State subsidy of up to €900 for all children between six months and three
All parents with children aged between six months and three years in childcare will be entitled to up to €900 in State subsidies a year, in budget measures to be announced today.
The poorest families will receive €8,000 annually under the budget’s childcare arrangement. Minister for Children Katherine Zappone’s plan will see all parents, no matter what their income, receive some subsidy from the State.
The targeted subsidies for the poorest will also apply to after-school care for children up to the age of 15.
Sources said the plan also includes the two free years of pre-school that apply from the age of three.
The move will be one of the centrepieces of the minority Fine Gael-Independent Government’s first budget, to be delivered by Minister for Finance Michael Noonan and Minister for Public Expenditure Paschal Donohoe. It will be passed through the Dáil with the acquiescence of Fianna Fáil, who will honour the confidence and supply agreement struck with Fine Gael earlier this year.
Fianna Fáil and the Government last night agreed the shape of a welfare package that would see the old age pension rise by €5 a week from March. The start time and size of increase in a number of other payments, such as disability and carer’s allowances were under discussion last night.
Secured a reduction
The Independent Alliance secured a reduction in prescription charges for the over 70s. A packet of cigarettes is due to go up by 50 cent.
Ms Zappone’s plan is to be heavily weighted towards those on lower incomes. Fine Gael had argued for greater access to the scheme for the so-called squeezed middle of people earning up to €70,000. All families, no matter what their income levels, will be entitled to as much as €900 a year, if the child is in 40 hours per week of childcare.
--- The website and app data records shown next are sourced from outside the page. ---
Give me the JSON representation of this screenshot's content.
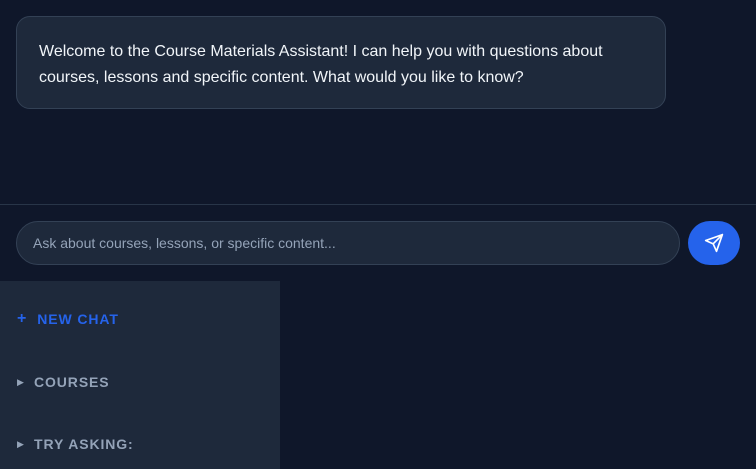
{
  "chat": {
    "welcome_message": "Welcome to the Course Materials Assistant! I can help you with questions about courses, lessons and specific content. What would you like to know?"
  },
  "input": {
    "placeholder": "Ask about courses, lessons, or specific content...",
    "value": ""
  },
  "send_button": {
    "icon": "send-icon"
  },
  "sidebar": {
    "new_chat": {
      "icon": "+",
      "label": "NEW CHAT"
    },
    "sections": [
      {
        "icon": "▶",
        "label": "COURSES"
      },
      {
        "icon": "▶",
        "label": "TRY ASKING:"
      }
    ]
  },
  "colors": {
    "background": "#0f172a",
    "surface": "#1e293b",
    "border": "#334155",
    "accent": "#2563eb",
    "text": "#f1f5f9",
    "muted": "#94a3b8"
  }
}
The payment will apply on a pro-rata basis of a State subsidy of 50 cent an hour of childcare. This will be paid directly to the childcare provider. This would mean a child in care for 40 hours a week would receive an €80 subsidy a month.
The universal payment will kick in when the joint net parental income rises over an income threshold of about €47,000 for a family with one child. The threshold will rise if there are more children. Those below that threshold will receive a greater subsidy the lower their income is. Ms Zappone received a total increase in her departmental budget of about €150 million, according to sources.
The measures will be contained in a €1.2 billion budget package, split between spending increases and tax cuts on a 2:1 ratio. The taxation measures will include:
A 0.5 per cent cut in the 1 per cent, 3 per cent and 5.5 per cent rates of universal social charge (USC).
An increase in the inheritance tax threshold from €280,000 to €310,000 for gifts between parents and children.
A first-time buyer’s scheme will see income tax refunds at a maximum of €20,000 on homes worth up to €600,000.
A €100 increase in the home carer’s tax credit.
A €400 increase in the earned income tax credit for the self-employed.
Mr Donohoe is also to release funding for 800 extra gardaí, 1,000 nurses and 1,400 new teachers, including resource teachers and special needs assistants. This will not reduce the pupil-teacher ratio but will keep pace with demographic demands.